*** Opening of Records provided ***

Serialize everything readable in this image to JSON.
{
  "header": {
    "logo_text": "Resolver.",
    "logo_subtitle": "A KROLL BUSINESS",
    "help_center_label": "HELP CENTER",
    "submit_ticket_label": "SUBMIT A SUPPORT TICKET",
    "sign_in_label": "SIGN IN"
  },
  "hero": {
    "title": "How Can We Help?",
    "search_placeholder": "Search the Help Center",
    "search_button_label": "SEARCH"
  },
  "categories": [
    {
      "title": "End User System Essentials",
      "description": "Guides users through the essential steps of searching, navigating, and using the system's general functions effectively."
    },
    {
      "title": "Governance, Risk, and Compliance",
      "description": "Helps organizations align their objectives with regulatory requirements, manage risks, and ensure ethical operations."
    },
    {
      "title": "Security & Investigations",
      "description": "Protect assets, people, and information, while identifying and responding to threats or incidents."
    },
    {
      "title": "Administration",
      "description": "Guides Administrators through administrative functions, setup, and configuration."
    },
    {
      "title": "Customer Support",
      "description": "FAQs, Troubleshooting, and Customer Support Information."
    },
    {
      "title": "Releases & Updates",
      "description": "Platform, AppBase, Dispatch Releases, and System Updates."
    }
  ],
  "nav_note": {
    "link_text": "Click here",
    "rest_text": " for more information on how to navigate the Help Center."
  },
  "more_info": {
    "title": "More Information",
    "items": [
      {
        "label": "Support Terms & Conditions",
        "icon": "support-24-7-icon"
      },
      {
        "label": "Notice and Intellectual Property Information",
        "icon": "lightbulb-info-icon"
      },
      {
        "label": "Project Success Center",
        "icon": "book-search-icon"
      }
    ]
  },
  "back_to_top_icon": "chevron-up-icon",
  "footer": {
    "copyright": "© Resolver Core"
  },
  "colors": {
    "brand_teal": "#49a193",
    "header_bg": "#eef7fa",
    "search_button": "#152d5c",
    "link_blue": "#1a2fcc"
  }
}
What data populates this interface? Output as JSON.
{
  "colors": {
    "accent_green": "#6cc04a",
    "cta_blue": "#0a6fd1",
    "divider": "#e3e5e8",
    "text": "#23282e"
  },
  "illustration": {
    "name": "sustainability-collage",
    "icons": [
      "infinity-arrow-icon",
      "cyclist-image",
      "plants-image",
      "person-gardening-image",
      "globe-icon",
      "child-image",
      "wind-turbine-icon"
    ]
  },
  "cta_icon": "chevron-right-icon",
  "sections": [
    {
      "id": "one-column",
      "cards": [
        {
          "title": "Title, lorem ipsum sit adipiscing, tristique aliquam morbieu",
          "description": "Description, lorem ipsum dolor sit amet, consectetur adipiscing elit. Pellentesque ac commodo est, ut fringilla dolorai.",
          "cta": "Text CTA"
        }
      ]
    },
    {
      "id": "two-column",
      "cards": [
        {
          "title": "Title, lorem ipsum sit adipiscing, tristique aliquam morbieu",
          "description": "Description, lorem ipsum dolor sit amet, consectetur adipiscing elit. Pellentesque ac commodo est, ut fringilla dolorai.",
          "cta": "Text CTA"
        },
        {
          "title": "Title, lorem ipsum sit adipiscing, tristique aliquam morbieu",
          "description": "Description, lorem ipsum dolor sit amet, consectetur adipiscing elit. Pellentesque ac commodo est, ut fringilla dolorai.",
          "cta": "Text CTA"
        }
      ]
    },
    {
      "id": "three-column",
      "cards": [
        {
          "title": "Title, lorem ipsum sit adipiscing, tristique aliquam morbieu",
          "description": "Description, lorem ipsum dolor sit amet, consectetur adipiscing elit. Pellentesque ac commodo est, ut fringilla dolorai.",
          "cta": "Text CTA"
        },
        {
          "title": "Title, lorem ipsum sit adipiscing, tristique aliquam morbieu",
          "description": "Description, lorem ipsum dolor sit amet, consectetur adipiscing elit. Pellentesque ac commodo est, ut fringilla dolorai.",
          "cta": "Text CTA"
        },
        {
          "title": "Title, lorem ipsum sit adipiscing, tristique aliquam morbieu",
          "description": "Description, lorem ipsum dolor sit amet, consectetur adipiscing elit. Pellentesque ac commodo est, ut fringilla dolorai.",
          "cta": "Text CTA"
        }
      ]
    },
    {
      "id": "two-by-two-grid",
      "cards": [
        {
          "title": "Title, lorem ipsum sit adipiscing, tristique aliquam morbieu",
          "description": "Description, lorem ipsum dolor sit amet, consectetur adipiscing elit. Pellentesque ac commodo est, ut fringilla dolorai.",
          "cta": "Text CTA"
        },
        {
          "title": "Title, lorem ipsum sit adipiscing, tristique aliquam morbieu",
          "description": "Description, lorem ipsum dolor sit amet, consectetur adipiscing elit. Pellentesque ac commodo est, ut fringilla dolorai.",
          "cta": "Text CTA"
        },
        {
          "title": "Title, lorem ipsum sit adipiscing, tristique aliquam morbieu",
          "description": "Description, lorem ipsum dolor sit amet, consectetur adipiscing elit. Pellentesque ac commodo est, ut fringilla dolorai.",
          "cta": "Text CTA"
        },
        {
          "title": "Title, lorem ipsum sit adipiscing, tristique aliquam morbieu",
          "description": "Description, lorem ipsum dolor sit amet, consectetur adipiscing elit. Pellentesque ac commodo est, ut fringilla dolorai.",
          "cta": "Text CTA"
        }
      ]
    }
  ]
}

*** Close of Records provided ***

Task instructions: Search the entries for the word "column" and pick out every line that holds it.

Output for this task:
      "id": "one-column",
      "id": "two-column",
      "id": "three-column",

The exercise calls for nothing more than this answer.